The painter Wassily Kandinski believed that art should tap into a similar feeling of delight within the beholder as music often does. However in conversations about art it seems many people are convinced of the idea that one must have knowledge of art, especially of abstract art, in order to appreciate it. This notion appears to be confirmed by museums who, in their continual search for attracting a broad audience, invest in arts education so people can understand and therefor admire art. But is knowledge and understanding really the key to appreciate art?
In 2016 an article appeared about this subject, where the authors Martin Tröndle and Wolfgang Tschacher wrote down the results of an experiment they had done at the Kunstmuseum St. Gallen, Switzerland.* Together with the museum they created an exhibition with 70 artworks in different styles (from impressionism to the present) and forms (painting, sculpture, installation, etc.). The goal was to measure visitors expectations on coming in, their responses to the artworks and their experience afterward.
The research happened as follows, visitors were asked to fill out a questionnaire before the entered the exhibition spaces, this was to measure their knowledge, their expectations and their affinity with art. Then they would go into the exhibition with a tracking device and their heart rate and skin conductance level were recorded continually. These devices documented the time people spent in front of an artwork, their route, the total amount of time spent in the exhibition and the response to an artwork. Upon exiting the exhibition space the visitors were again asked to fill out a questionnaire to see what their experiences were.
Tröndle and Tschacher were able to analyse the data of 577 visitors in this way and their results are quite interesting. They found that people who came in with knowledge about art thought the esthetic qualities of the artworks and the exhibition was of little importance and their expectations before entering were slightly different from people with a less extended understanding of art. Despite these small differences the evaluations after visiting the exhibition showed that they experienced the esthetic of it and the works in the same way as their fellow visitors with less knowledge.

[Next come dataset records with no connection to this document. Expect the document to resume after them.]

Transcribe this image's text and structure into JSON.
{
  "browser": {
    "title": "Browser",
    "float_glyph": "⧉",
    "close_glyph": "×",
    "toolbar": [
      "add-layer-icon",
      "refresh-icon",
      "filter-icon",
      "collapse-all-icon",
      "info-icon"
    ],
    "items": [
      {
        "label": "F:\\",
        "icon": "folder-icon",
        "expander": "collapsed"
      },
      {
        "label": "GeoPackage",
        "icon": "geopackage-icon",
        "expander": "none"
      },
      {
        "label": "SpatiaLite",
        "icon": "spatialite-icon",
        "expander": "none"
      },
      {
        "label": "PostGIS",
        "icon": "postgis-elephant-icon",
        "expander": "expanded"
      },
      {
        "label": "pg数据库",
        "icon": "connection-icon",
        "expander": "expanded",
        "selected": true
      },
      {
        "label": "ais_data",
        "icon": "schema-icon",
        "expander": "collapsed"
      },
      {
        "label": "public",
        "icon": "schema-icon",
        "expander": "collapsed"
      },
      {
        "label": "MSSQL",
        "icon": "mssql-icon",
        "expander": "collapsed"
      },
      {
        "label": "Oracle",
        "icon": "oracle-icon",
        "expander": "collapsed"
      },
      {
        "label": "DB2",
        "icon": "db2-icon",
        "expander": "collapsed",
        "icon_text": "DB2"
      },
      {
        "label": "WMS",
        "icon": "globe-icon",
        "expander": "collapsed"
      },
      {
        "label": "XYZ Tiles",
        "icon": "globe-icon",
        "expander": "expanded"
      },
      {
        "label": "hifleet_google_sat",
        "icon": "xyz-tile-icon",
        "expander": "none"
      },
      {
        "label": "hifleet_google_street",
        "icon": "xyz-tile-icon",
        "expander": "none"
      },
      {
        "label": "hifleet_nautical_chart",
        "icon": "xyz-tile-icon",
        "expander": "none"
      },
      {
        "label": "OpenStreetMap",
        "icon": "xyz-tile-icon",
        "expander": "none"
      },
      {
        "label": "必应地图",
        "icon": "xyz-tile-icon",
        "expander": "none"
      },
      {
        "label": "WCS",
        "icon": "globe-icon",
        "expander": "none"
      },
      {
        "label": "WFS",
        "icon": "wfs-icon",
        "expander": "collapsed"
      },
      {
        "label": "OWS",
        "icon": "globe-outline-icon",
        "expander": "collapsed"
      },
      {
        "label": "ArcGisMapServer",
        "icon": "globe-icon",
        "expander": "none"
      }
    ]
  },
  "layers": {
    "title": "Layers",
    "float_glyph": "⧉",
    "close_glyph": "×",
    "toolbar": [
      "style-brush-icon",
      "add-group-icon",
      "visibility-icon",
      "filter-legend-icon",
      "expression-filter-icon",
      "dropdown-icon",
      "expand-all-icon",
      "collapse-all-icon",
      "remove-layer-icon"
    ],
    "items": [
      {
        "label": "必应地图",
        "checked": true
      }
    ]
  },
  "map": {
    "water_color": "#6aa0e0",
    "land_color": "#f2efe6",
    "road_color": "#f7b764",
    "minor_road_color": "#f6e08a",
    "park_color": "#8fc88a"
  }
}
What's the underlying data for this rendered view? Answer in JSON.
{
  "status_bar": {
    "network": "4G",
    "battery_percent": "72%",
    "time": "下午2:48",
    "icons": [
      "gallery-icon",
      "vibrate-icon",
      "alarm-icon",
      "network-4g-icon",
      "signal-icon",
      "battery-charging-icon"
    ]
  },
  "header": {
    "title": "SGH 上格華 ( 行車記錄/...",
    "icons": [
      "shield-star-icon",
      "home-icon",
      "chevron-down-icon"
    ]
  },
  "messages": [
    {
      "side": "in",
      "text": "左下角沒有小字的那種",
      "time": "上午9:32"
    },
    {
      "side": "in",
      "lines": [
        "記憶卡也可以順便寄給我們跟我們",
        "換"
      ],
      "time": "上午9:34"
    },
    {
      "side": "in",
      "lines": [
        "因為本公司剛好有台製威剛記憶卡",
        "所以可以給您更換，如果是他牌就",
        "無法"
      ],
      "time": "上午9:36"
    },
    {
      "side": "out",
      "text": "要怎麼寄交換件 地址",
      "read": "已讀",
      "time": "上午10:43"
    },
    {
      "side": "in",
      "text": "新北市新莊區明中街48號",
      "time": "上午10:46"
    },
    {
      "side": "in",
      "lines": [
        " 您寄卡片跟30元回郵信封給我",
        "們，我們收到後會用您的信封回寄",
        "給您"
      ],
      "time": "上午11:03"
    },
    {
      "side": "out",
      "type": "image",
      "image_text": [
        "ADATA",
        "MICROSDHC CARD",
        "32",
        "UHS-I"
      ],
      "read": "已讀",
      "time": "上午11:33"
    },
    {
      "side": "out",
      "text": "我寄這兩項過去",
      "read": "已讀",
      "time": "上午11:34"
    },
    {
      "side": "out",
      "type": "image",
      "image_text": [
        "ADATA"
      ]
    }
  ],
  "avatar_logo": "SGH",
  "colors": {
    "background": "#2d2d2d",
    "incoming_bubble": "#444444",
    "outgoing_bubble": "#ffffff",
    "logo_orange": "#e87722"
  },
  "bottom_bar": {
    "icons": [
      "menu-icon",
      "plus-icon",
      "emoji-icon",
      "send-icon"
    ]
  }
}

The authors state that the experience of art is too complex for knowledge to lead to more appreciation of art than the esthetic experience does. Based on this research, which is executed locally so might vary a little depending on the location and scale, museums and arts organizations could make other choices in the design of an exhibition. Of course it is still a good idea to provide information for those visitors who are interested.
One museum, the Peabody Essex Museum in Boston (PEM), recently started working on a better experience of its exhibitions.** They hired a neuroscientist who studies ways of improving experiences and have her help with the exhibition design. They have already experimented with smell, touch, dance, etc. They also found that more space in between artworks ensures a little break and a better impact of each piece of art on the beholder. Tröndle and Tschacher add to this their observation that talking about the art during a museum visit helps with a better experience.
Kandinski was convinced color played an important role in the esthetic experience of art, but as we have seen there are more ways to improve on this experience. Still Kandinski left us with many colorful pieces of art.
* Tröndle and Tschacher, Art Affinity Influences Art Reception (in the Eye of the Beholder), 2016.